WILLIAMSTOWN -- A proposed senior housing project is closer to securing funding that would allow it to break ground in the fall of 2014.

On Wednesday, the town's Affordable Housing Trust (AHT) unanimously voted to commit $150,000 to the 40-unit Highland Woods project on Southworth Street.

"We have the amazing opportunity in Williamstown to meet an emergency need and do it in a very accelerated timeline," Mollye Wollahan, deputy director of the Women's Institute for Housing and Economic Development, told members.

The entity is one of four developers involved in the project on four acres donated by Williams College.

Selectmen have already committed $2.6 million of the town's $6.13 Federal Emergency Management Agency (FEMA) Hazard Mitigation Grant, awarded to relocate Spruces Mobile Home Park residents. Other funding sources would include affordable housing tax credits.

Wollahan initially requested $100,000 on Dec. 4 on behalf of developer, Berkshire Housing Development Corporation, which will manage the property. Trust members tabled the request until more members could attend.

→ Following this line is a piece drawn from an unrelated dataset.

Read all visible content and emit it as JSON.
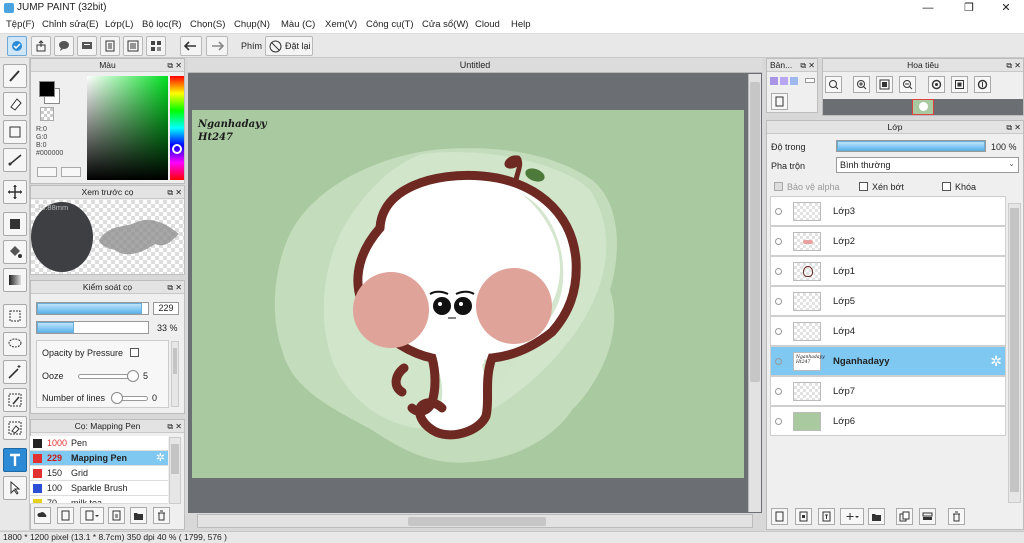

Wollahan explained Wednesday that the developers had also planned to apply for Community Preservation Act funds, funded through a 2 percent property tax surcharge. But the developers must have committed funds when applying for the tax credits this winter, she explained. CPA funds, if approved by the Community Preservation Committee and then at the annual town meeting, would not be available until the fall.

"We can't show it as committed," she said. "Originally we had discussed $150,000 from the trust $150,000 would be a wonderful opportunity, versus making an application at all to the CPC."

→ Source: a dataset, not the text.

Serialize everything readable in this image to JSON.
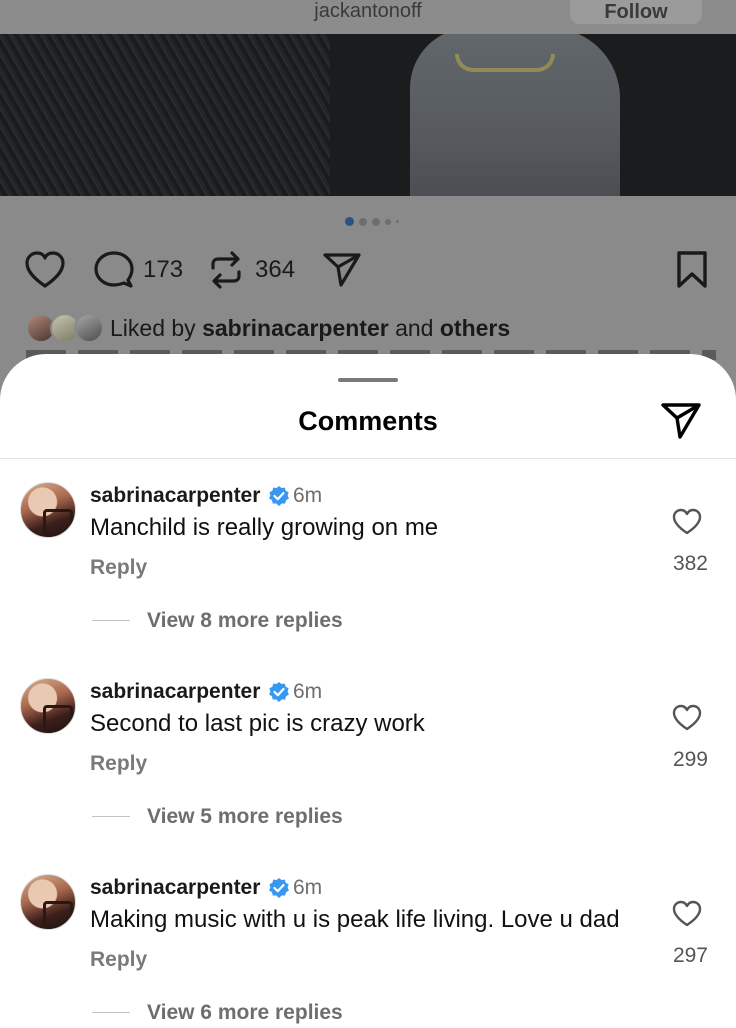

Trust members debated the merits of fully funding the accelerated program. The trust's reserves are approximately $394,000, and members have discussed funding other potential programs to increase the town's affordable housing stock.

"I tend to favor something real standing before us versus something we're thinking about doing down the road," member Cathy Yamamoto said.

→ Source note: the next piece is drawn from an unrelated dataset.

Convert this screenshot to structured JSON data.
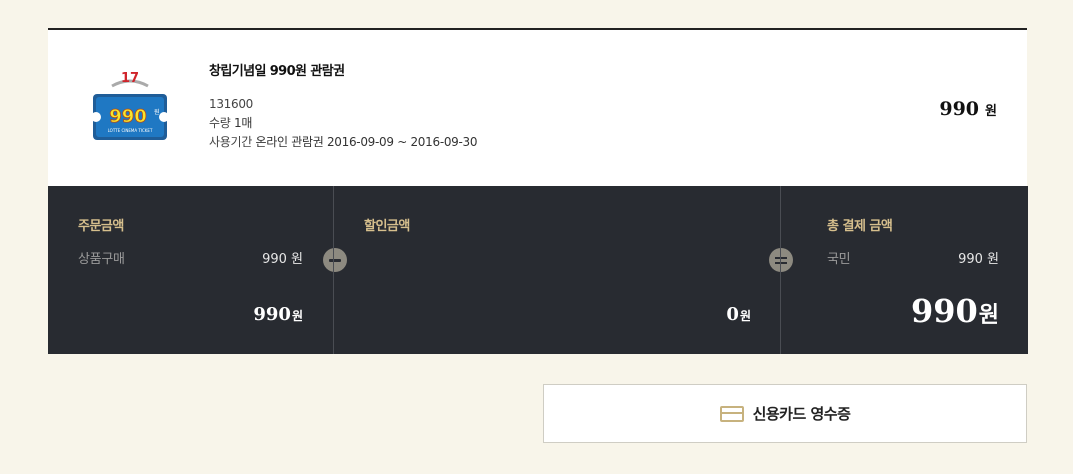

A motion by member Stanley Parese, to fund the $150,000 request, was unanimous.

In other business, members discussed their own applications to the CPC.

One request of $75,000 would establish a revolving fund for the purchase and rehabilitation of homes for affordable housing. Another $75,000 request would be to replenish the trust's reserves.